For theirs was a situation that needed a word of ‘hope’.
• Rural land was being taken over by the big ‘out-of-town’ farmers.
• Mounting debt, payable to both Roman officials and priestly aristocracy,
meant the crisis of debt and dispossession grew deeper.
• Farmer labourers were being forced onto the unemployment line.
• A new Roman taxation system was extracting nearly every last cent.

Life could be pretty bleak.  Often without hope.


John was not sure of the shape of this new world. It was enough for him that it was of God and from God. It would have new values, with a fair go for all the neglected and mistreated people who had no champion or saviour.


In repentance, they were not turning towards some stricter religiosity with burdensome restrictions, but to a radical life-style with wonderful opportunities for practical justice and love and peace.


John was positive and joyful about his better world that was to come with the Messiah. Of course, at this stage he appears to have no idea that the Messiah was in fact his own relative, Jesus from Nazareth.  It appears he was astounded when the identity of the Christ was revealed to him, and as Mary was so keen to visit Elizabeth in pregnancy, I can’t help surmising that the cousins ( once removed, or second – not sure) grew up together with family holidays and visits.


There is a restlessness and a longing about Advent.
A restlessness that says: Be aware!  Be alert!

A restlessness is captured in the wild-looking John.
He comes out of the desert wilderness and starts to call people
to take a long, hard look at themselves.

Not the message we tend to see on our Christmas cards, is it?
But that’s the political context of the first Christmas story.

And while both John and Jesus chose to follow different dreams,
both were seeking to transform their world,
and bring an end to war and violence, injustice and oppression.

To repeat, there is a restlessness and a longing about Advent.
A restlessness that says: Be aware!  Be alert!  Be open!

With these postures to the fore, the four traditional themes of Advent
- hope, peace, joy, and love -
can become concrete, can become real, in our lives.

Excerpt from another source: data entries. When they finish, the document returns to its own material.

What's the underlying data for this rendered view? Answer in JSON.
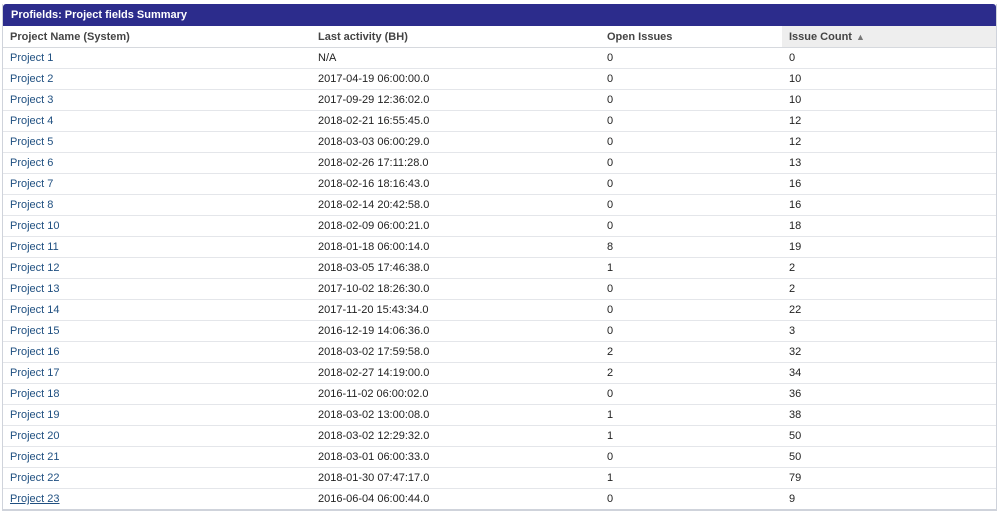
{
  "gadget": {
    "title": "Profields: Project fields Summary"
  },
  "table": {
    "headers": {
      "project_name": "Project Name (System)",
      "last_activity": "Last activity (BH)",
      "open_issues": "Open Issues",
      "issue_count": "Issue Count"
    },
    "sort_icon": "arrow-up-icon",
    "rows": [
      {
        "name": "Project 1",
        "activity": "N/A",
        "open": "0",
        "count": "0"
      },
      {
        "name": "Project 2",
        "activity": "2017-04-19 06:00:00.0",
        "open": "0",
        "count": "10"
      },
      {
        "name": "Project 3",
        "activity": "2017-09-29 12:36:02.0",
        "open": "0",
        "count": "10"
      },
      {
        "name": "Project 4",
        "activity": "2018-02-21 16:55:45.0",
        "open": "0",
        "count": "12"
      },
      {
        "name": "Project 5",
        "activity": "2018-03-03 06:00:29.0",
        "open": "0",
        "count": "12"
      },
      {
        "name": "Project 6",
        "activity": "2018-02-26 17:11:28.0",
        "open": "0",
        "count": "13"
      },
      {
        "name": "Project 7",
        "activity": "2018-02-16 18:16:43.0",
        "open": "0",
        "count": "16"
      },
      {
        "name": "Project 8",
        "activity": "2018-02-14 20:42:58.0",
        "open": "0",
        "count": "16"
      },
      {
        "name": "Project 10",
        "activity": "2018-02-09 06:00:21.0",
        "open": "0",
        "count": "18"
      },
      {
        "name": "Project 11",
        "activity": "2018-01-18 06:00:14.0",
        "open": "8",
        "count": "19"
      },
      {
        "name": "Project 12",
        "activity": "2018-03-05 17:46:38.0",
        "open": "1",
        "count": "2"
      },
      {
        "name": "Project 13",
        "activity": "2017-10-02 18:26:30.0",
        "open": "0",
        "count": "2"
      },
      {
        "name": "Project 14",
        "activity": "2017-11-20 15:43:34.0",
        "open": "0",
        "count": "22"
      },
      {
        "name": "Project 15",
        "activity": "2016-12-19 14:06:36.0",
        "open": "0",
        "count": "3"
      },
      {
        "name": "Project 16",
        "activity": "2018-03-02 17:59:58.0",
        "open": "2",
        "count": "32"
      },
      {
        "name": "Project 17",
        "activity": "2018-02-27 14:19:00.0",
        "open": "2",
        "count": "34"
      },
      {
        "name": "Project 18",
        "activity": "2016-11-02 06:00:02.0",
        "open": "0",
        "count": "36"
      },
      {
        "name": "Project 19",
        "activity": "2018-03-02 13:00:08.0",
        "open": "1",
        "count": "38"
      },
      {
        "name": "Project 20",
        "activity": "2018-03-02 12:29:32.0",
        "open": "1",
        "count": "50"
      },
      {
        "name": "Project 21",
        "activity": "2018-03-01 06:00:33.0",
        "open": "0",
        "count": "50"
      },
      {
        "name": "Project 22",
        "activity": "2018-01-30 07:47:17.0",
        "open": "1",
        "count": "79"
      },
      {
        "name": "Project 23",
        "activity": "2016-06-04 06:00:44.0",
        "open": "0",
        "count": "9"
      }
    ]
  }
}
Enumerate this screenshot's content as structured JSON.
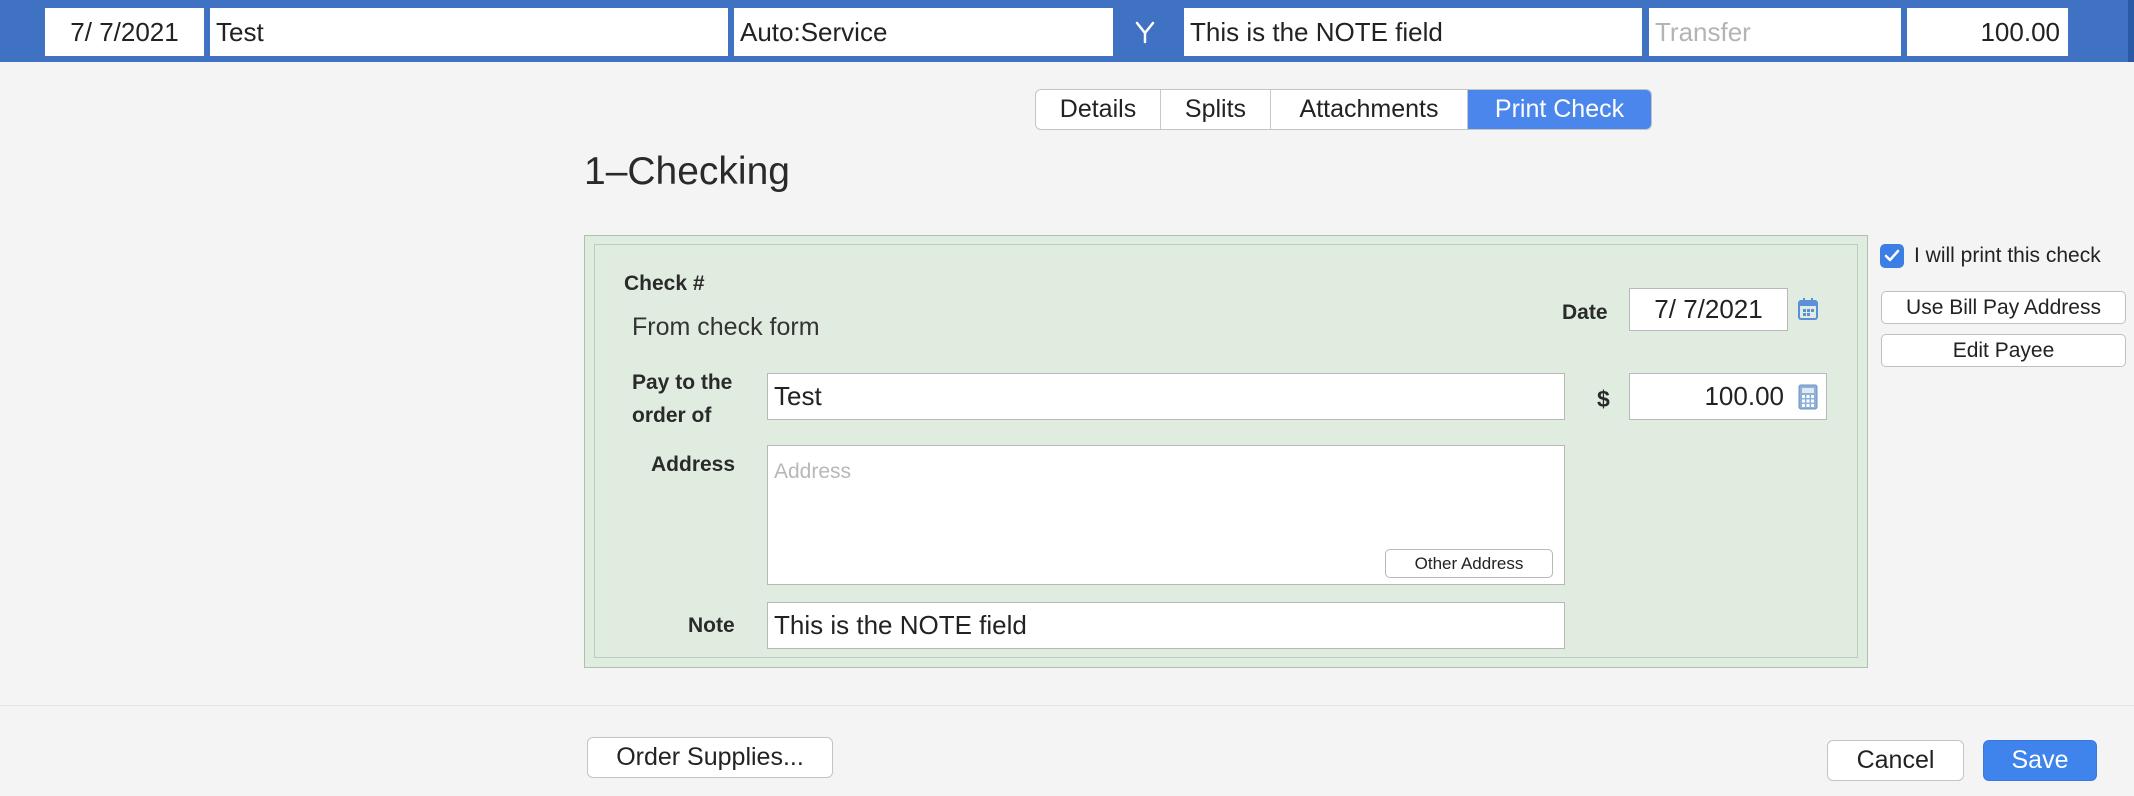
{
  "register": {
    "date": "7/  7/2021",
    "payee": "Test",
    "category": "Auto:Service",
    "memo": "This is the NOTE field",
    "transfer_placeholder": "Transfer",
    "amount": "100.00"
  },
  "tabs": [
    {
      "label": "Details",
      "active": false
    },
    {
      "label": "Splits",
      "active": false
    },
    {
      "label": "Attachments",
      "active": false
    },
    {
      "label": "Print Check",
      "active": true
    }
  ],
  "account_title": "1–Checking",
  "check": {
    "check_num_label": "Check #",
    "check_num_value": "From check form",
    "date_label": "Date",
    "date_value": "7/  7/2021",
    "pay_to_label_line1": "Pay to the",
    "pay_to_label_line2": "order of",
    "payee_value": "Test",
    "dollar_label": "$",
    "amount_value": "100.00",
    "address_label": "Address",
    "address_placeholder": "Address",
    "other_address_label": "Other Address",
    "note_label": "Note",
    "note_value": "This is the NOTE field"
  },
  "side": {
    "print_checkbox_label": "I will print this check",
    "print_checked": true,
    "bill_pay_label": "Use Bill Pay Address",
    "edit_payee_label": "Edit Payee"
  },
  "footer": {
    "order_supplies_label": "Order Supplies...",
    "cancel_label": "Cancel",
    "save_label": "Save"
  },
  "colors": {
    "header_blue": "#3f72c2",
    "accent_blue": "#4a86ec",
    "check_bg": "#e1ece1"
  }
}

May it continue to be so with us as we journey through this Advent season.


When Jesus emerged from his baptism, the voice from heaven affirmed “you are my son, the beloved: with you I am well pleased.”


We are now going to experience an affirmation, I hope, ourselves. A reminder of our baptism.


You have a cup of water to hand. I invite you to dip in a finger, make the sign of the cross on your forehead and quietly say to yourself


“I am God’s child. Well loved. God is pleased with me.”



Advent Friend,

we want to be ready for you

but we are set in our bent and bumpy Ways.


Create in us

the capacity for repentance

and the vulnerable grace of openness.


Use our friends

and our critics to straighten

twisted motives and smooth rough moods.


Make us ready

for more and more

of your healing baptism in our lives.


Grant an increase

of your nurturing Spirit

in the ordinary affairs of each day.


For your love’s sake.



Prayer Intercessory

God of hope,
As we joyfully await the glorious coming of Christ,
we pray to you for the needs of the church and the world.

Points for prayer:

The sick we know

The anxious and grieving

Those separated at this time

Tigray and refugees in eastern Sudan

Those who have lost their income through Covid

Project Youth

The homeless in our city

Our church community and our hopes for next year

Hear our humble prayer
that we may serve you in holiness and faith
and give voice to your presence among us
until the day of the coming of your Son, Jesus Christ,
who lives and reigns for ever and ever. Amen.

Sending out  

Get ready. Turn, turn, turn!

Turn your faces to the Coming One. 

Today is the day, this is the day of grace

Now is the time; this is the hour of opportunity.


Level the high ridges, fill up the canyons,

make a smooth path for the One who is coming, 

prepare a level highway for the Lord.

Mercy and faithfulness will embrace,

righteousness and peace shall kiss.


By grace, through faith, may we be blessed

            With the grace of our Lord Jesus Christ,

            with the love of God,

            and with the fellowship of the Holy Spirit.



Hark a herald voice is calling 



Reflection music